[App and web page records]

[Start of section]

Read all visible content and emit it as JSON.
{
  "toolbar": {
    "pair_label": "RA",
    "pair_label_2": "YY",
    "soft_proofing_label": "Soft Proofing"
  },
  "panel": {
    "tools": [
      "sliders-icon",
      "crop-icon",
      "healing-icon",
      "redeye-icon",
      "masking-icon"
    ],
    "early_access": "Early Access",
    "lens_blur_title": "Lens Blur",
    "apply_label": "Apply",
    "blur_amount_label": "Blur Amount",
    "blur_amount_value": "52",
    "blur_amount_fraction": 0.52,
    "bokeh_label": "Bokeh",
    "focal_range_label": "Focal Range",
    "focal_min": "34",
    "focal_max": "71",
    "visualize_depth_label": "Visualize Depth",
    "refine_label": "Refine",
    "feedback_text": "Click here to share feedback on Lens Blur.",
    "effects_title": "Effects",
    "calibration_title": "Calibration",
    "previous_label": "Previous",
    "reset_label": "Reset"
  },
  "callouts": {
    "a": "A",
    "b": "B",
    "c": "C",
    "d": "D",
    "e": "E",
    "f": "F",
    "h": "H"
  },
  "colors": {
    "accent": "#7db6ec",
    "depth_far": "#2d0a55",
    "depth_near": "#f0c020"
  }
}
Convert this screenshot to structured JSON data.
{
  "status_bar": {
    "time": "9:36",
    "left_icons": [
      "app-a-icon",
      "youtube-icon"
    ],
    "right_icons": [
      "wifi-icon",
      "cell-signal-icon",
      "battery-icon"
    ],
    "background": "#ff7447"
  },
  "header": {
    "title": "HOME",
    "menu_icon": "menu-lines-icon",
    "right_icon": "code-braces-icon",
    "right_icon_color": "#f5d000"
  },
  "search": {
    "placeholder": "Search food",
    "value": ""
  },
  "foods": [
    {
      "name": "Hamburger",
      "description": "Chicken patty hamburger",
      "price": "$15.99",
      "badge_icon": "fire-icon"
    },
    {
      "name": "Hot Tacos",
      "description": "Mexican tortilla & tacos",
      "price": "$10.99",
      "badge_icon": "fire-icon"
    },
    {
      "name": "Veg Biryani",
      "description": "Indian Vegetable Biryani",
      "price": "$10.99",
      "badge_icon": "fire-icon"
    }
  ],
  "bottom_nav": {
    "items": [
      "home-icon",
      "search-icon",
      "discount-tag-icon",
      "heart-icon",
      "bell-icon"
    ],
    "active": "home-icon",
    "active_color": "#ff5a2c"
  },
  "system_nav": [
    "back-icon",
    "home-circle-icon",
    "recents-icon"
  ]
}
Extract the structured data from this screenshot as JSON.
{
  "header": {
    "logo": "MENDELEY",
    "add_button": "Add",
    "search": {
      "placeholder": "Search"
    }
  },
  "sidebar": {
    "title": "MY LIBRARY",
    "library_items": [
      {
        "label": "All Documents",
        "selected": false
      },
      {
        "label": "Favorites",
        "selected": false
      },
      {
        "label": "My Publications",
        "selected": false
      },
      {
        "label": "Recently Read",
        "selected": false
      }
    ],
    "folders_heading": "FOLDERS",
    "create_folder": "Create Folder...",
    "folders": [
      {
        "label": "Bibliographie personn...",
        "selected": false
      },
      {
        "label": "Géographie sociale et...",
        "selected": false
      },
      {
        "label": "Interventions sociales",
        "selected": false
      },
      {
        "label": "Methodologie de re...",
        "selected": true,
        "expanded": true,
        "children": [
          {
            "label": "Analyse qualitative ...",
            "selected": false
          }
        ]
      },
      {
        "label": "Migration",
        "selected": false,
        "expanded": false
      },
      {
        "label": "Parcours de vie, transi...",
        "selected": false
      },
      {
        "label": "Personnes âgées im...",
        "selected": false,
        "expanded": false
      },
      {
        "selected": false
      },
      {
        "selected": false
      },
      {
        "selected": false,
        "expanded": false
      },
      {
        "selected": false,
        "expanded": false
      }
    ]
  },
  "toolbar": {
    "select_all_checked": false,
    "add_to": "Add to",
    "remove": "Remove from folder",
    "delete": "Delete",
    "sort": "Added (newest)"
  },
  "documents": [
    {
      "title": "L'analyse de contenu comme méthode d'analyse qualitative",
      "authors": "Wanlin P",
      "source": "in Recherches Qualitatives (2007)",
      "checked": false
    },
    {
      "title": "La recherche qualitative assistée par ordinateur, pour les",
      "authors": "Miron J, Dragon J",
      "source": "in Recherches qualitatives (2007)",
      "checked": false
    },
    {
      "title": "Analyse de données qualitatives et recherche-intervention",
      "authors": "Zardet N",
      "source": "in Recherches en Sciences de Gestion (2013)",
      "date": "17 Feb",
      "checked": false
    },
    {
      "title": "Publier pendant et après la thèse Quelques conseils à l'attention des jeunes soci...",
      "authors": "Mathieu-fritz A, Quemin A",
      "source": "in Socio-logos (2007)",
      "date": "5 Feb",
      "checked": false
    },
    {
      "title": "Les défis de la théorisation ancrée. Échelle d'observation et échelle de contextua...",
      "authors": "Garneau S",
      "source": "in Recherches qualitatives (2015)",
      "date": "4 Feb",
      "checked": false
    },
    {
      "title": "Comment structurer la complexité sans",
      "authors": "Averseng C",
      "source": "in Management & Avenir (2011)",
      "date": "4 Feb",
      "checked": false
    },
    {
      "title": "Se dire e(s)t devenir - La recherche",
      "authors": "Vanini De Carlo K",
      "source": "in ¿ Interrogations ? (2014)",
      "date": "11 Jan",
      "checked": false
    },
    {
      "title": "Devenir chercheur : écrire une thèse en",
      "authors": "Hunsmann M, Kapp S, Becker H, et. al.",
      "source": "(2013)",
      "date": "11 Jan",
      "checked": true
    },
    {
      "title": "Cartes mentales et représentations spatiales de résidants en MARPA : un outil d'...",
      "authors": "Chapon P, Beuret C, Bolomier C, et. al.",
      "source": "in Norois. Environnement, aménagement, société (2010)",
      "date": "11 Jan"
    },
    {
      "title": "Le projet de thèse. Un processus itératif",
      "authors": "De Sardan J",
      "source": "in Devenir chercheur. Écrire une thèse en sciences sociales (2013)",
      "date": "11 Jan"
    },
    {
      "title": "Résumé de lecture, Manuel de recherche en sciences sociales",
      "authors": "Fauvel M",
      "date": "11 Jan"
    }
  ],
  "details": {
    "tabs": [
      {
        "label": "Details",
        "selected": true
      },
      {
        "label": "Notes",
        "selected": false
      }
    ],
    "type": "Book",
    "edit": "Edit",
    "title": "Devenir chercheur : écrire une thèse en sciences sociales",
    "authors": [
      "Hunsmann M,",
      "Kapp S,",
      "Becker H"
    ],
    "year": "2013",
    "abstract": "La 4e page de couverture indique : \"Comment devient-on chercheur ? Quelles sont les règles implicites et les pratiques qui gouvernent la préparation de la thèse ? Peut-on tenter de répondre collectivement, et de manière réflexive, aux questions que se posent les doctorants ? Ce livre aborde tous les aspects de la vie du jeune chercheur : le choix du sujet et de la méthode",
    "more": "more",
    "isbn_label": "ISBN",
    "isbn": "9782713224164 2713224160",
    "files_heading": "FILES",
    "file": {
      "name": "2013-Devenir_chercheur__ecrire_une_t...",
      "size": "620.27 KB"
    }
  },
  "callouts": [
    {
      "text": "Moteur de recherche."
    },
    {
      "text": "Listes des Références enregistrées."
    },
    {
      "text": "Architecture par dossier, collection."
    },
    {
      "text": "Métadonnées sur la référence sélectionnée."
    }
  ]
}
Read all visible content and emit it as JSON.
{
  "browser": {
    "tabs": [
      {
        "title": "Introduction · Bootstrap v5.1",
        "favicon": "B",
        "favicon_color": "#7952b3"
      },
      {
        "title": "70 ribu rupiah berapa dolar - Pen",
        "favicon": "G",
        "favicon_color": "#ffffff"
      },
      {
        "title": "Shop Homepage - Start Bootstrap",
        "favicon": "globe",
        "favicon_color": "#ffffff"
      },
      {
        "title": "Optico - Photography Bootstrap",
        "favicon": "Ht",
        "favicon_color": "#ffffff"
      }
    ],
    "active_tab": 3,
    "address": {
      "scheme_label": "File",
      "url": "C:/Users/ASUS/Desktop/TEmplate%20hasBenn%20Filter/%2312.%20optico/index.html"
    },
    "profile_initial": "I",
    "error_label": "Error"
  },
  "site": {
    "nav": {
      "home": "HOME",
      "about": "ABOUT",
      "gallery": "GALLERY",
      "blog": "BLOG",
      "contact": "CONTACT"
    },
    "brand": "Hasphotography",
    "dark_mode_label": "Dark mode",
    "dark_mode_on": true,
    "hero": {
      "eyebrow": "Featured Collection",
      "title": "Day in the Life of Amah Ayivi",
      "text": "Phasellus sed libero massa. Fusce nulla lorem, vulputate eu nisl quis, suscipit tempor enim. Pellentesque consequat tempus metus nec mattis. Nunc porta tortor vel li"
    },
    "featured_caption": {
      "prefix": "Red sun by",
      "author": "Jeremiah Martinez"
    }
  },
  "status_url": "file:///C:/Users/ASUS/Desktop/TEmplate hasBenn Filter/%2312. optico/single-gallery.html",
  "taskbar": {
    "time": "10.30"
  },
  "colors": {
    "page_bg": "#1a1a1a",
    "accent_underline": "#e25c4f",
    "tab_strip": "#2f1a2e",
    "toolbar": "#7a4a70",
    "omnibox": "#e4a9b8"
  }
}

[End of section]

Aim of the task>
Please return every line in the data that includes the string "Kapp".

Exercise solution>
      "authors": "Hunsmann M, Kapp S, Becker H, et. al.",
      "Kapp S,",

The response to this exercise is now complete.